A number of users who have purchased the new Apple TV have been reporting that they have been experiencing trouble with loading HD rentals on to their television. Apparently, loading such rentals takes the user to a window that shows a message that reads, “Ready to load in ___ minutes“. While a few minutes of delay is anticipated considering the time required to buffer movie streams, users report having seen time as long as 3000 minutes.
Here are some excerpts from the Apple Support forum
“I wanted to create this topic to ask if others are running into the same issues I am with streaming rented HD movies. I go to play the rented HD movie and am transferred to a screen that says “Loading….” for about a minute or two. Then, that message is replaced with one that says “Ready to play in xxx minutes”…with horribly long times listed (my movie was rented last night, and as of this evening, it shows “Ready to play in 232 minutes”).”
“i’m having the same problem with both HD and standard def movies. At one point, the HD movie was going to take over 3,000 minutes to load. The AppleStore says they will replace my Apple TV with another, but now I’m not certain that the problem will be fixed. I’m using a Comcast connection which Comcast says is high speed. “
“Im seeing some shows downloading fine, while others have massive delays. For instance WKRP episode one started almost instantly, while the new Wolfman movie was 130 minutes delay. To further test my network, while the Wolfman delayed, I opened netflix on the apple TV and ran several movies without issue. This tells me the problem is on Apples end.”
“This is incredible. I am also a victim in the false advertising of renting movies on demand. Has anyone verified that the charge was actually made on the credit card even though the movie never streamed?
Has anyone heard back from apple? What are we to do? “
Some users have reported that they have seen improvements after subscribing to a higher speed plan. But the issue seems to persist for a wide majority of the rest. Apple is yet to acknowledge this issue. We will let you know of resolutions if any when we get to know more about this.
Movie rental service, Vudu, has launched an aggressive new campaign to take on competition from the likes of Netflix and Apple in the movie rental space by dropping the price of movie rentals to a new low. Starting soon, Vudu customers will be able to rent 4000 popular movies at a price of $2 a movie. That is a pretty steep drop that competitors will find difficult to replicate. These rented movies can be watched over a 48 hour period right from the point of first playback. Vudu movies can either be watched over the Vudu Box or streamed online over televisions and Blu-Ray players with such a facility.
While this is impressive, I am skeptical about the service taking off. Firstly, Vudu has noted that this offer will only last till new year. Considering that a good number of Vudu users will prefer to take the Vudu Box route to watch movies, the investment on a box is high seeing the timeframe of the offer. Streaming movies should however see brisk sales and it will be interesting to see whether and how Apple and Netflix react.

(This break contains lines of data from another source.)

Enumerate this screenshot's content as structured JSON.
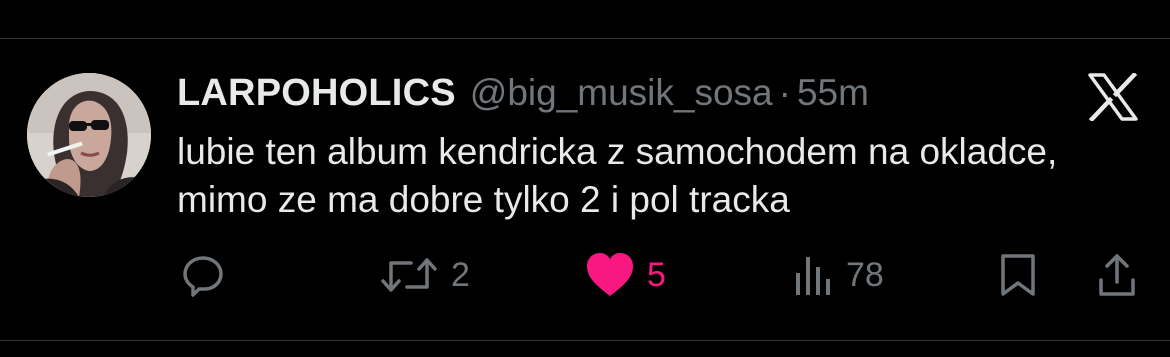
{
  "tweet": {
    "author_name": "LARPOHOLICS",
    "handle": "@big_musik_sosa",
    "separator": "·",
    "time": "55m",
    "text": "lubie ten album kendricka z samochodem na okladce, mimo ze ma dobre tylko 2 i pol tracka"
  },
  "metrics": {
    "replies": "",
    "retweets": "2",
    "likes": "5",
    "views": "78"
  },
  "icons": {
    "logo": "x-logo-icon",
    "reply": "reply-icon",
    "retweet": "retweet-icon",
    "like": "heart-icon",
    "views": "views-icon",
    "bookmark": "bookmark-icon",
    "share": "share-icon"
  },
  "colors": {
    "background": "#000000",
    "primary_text": "#e7e9ea",
    "secondary_text": "#71767b",
    "like_active": "#f91880"
  }
}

Get ready for better experience on the live streamed Netflix movies from later this year. CNET is quoting sources as revealing that a higher 5.1 surround sound and closed captioning features could be offered on Netflix’s HD livestreams from later this year.
However, another rumor surrounding the introduction of 1080p HD streaming went bust as Netflix has denied that this shall be brought to customers anytime this year – An implicit approval of the other rumor however.
Netflix is under intense competition of late ever since Google announced the launch of rental movies on Youtube. Unlike Netflix’s policy to bring new movies 28 days after release, Youtube can bring users new releases thus making it a better option. Better home-theater experiences in the form of surround sound are expected to help Netflix retain the loyalty of their users though it is not known if Google has similar plans for their rental releases as well.